____ Data provided
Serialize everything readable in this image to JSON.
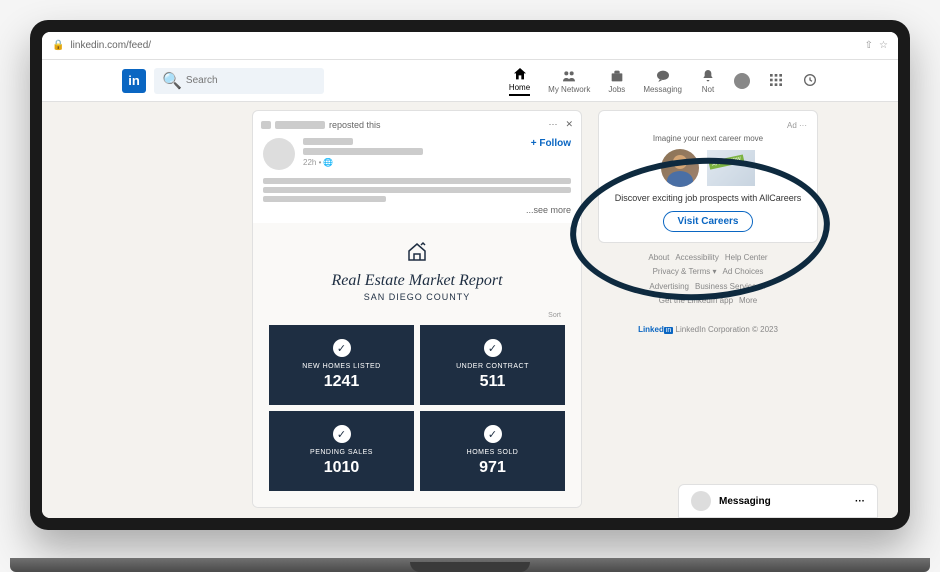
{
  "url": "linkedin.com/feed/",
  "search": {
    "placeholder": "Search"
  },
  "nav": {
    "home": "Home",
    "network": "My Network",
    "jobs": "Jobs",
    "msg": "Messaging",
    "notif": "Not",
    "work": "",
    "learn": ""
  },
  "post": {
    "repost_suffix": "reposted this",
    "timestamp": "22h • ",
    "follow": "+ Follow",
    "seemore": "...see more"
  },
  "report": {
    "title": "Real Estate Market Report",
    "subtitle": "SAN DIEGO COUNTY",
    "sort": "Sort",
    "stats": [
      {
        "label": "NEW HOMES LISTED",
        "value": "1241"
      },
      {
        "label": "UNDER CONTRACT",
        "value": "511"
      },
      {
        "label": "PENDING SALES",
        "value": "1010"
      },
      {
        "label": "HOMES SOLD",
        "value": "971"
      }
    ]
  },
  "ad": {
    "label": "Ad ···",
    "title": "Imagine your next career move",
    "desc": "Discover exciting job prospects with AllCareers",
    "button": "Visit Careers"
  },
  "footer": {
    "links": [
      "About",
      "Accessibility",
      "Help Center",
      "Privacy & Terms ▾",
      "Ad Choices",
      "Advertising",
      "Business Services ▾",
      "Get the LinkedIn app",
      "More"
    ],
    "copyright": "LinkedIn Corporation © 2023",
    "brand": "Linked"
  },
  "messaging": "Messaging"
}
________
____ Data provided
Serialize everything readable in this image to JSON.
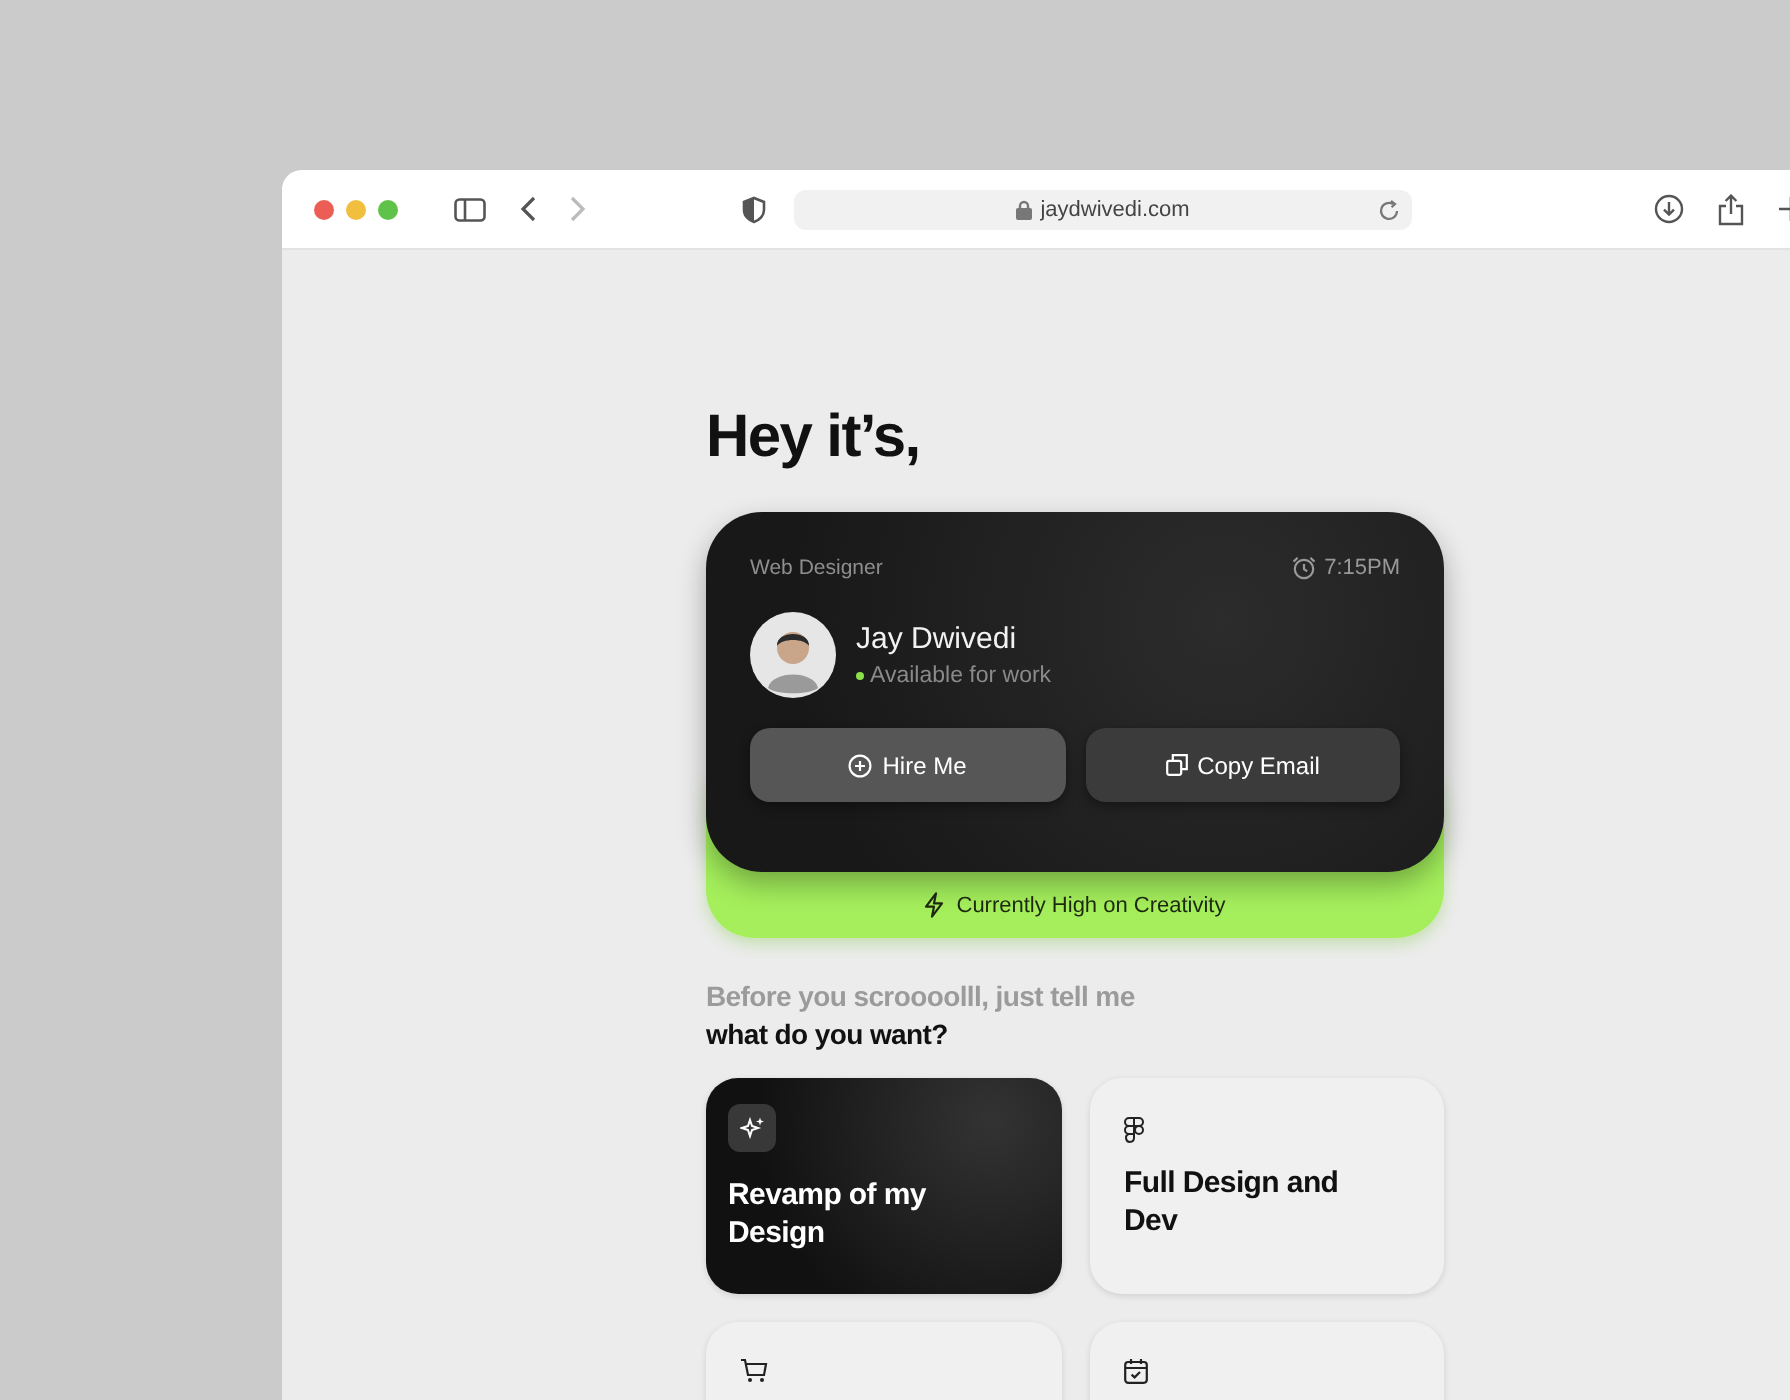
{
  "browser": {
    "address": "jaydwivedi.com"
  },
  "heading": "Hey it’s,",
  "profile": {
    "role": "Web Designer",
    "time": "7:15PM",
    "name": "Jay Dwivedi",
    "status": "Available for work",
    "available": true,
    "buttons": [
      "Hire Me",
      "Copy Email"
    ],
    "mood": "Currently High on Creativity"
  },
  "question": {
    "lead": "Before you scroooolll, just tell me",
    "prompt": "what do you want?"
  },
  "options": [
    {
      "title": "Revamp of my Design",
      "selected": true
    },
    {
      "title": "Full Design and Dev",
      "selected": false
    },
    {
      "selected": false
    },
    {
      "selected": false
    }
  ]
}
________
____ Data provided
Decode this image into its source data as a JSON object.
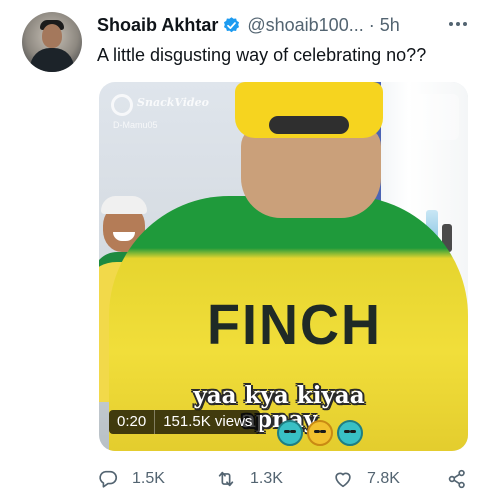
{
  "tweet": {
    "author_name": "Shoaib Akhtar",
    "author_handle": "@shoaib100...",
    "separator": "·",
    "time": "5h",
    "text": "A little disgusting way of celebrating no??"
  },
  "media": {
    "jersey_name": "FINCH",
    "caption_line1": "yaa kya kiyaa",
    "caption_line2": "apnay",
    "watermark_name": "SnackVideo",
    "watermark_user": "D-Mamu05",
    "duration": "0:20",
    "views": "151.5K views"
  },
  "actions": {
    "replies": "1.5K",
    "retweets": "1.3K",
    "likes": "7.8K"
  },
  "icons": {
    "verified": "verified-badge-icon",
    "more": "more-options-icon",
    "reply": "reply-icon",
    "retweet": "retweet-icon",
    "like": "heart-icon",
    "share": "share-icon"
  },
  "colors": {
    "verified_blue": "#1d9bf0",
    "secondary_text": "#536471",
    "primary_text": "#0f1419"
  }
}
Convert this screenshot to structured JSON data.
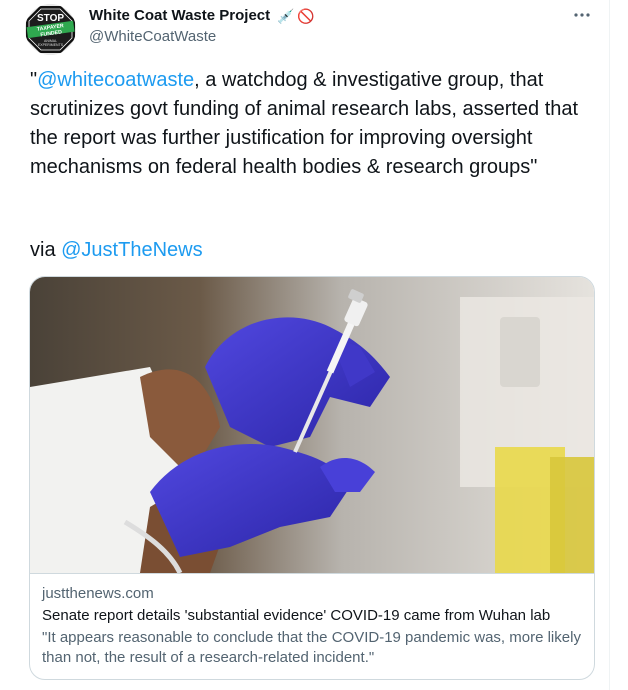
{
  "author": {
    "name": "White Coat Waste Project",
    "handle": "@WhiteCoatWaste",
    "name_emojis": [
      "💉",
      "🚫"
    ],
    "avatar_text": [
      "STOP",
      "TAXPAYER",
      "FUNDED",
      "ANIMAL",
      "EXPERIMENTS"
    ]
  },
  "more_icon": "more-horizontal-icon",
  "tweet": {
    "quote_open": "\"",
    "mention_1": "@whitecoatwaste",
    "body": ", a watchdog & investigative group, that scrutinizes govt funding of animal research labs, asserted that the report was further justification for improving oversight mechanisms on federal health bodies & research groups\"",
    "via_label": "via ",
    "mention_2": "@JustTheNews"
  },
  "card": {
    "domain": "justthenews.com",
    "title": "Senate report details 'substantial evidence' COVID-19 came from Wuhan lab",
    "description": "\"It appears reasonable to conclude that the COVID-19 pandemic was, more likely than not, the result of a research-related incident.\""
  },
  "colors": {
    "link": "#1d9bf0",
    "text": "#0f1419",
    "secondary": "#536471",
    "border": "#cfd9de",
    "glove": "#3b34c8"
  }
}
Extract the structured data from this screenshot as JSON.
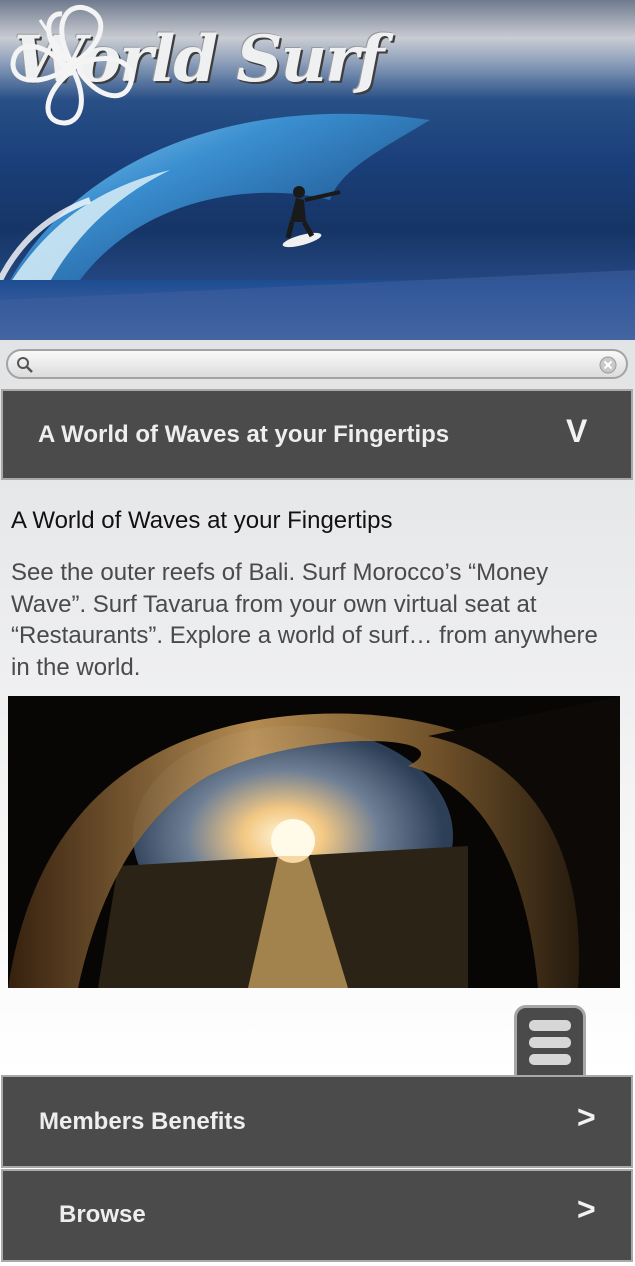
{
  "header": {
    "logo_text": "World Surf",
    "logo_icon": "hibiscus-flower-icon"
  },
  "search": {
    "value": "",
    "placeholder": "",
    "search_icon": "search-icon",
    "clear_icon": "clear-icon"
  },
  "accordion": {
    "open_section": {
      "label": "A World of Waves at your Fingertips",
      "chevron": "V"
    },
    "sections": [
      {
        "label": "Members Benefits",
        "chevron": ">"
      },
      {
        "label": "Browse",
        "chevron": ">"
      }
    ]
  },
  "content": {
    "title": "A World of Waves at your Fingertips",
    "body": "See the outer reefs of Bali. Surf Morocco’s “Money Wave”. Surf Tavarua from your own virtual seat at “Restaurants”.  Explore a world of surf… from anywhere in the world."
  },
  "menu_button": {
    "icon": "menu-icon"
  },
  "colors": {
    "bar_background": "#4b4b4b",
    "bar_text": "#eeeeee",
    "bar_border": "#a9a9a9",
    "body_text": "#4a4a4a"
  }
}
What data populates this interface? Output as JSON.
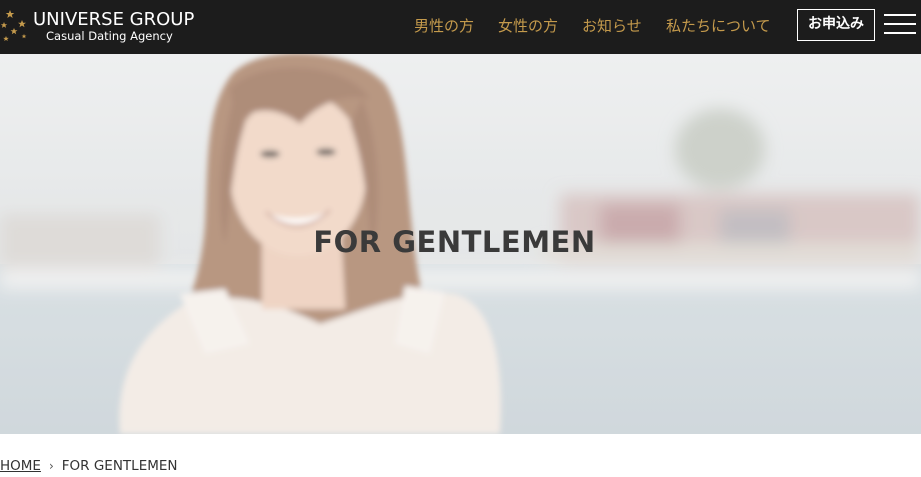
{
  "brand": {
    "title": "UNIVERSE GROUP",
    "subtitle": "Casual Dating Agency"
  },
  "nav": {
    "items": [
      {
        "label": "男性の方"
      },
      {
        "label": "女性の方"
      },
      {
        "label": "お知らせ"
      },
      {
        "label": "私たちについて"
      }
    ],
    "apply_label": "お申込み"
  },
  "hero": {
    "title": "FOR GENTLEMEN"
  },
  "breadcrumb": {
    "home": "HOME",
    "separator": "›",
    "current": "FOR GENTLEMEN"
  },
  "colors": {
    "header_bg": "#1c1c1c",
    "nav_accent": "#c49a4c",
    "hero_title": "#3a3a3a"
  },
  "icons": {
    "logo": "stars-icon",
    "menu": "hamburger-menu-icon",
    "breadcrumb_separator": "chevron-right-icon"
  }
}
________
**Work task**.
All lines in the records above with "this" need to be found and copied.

**Reply**.
Serialize everything readable in this image to JSON.
    "repost_suffix": "reposted this",
Serialize everything readable in this image to JSON.
Decode this image into its source data as a JSON object.
Convert this screenshot to structured JSON data.
Extract the structured data from this screenshot as JSON.
What data populates this interface? Output as JSON.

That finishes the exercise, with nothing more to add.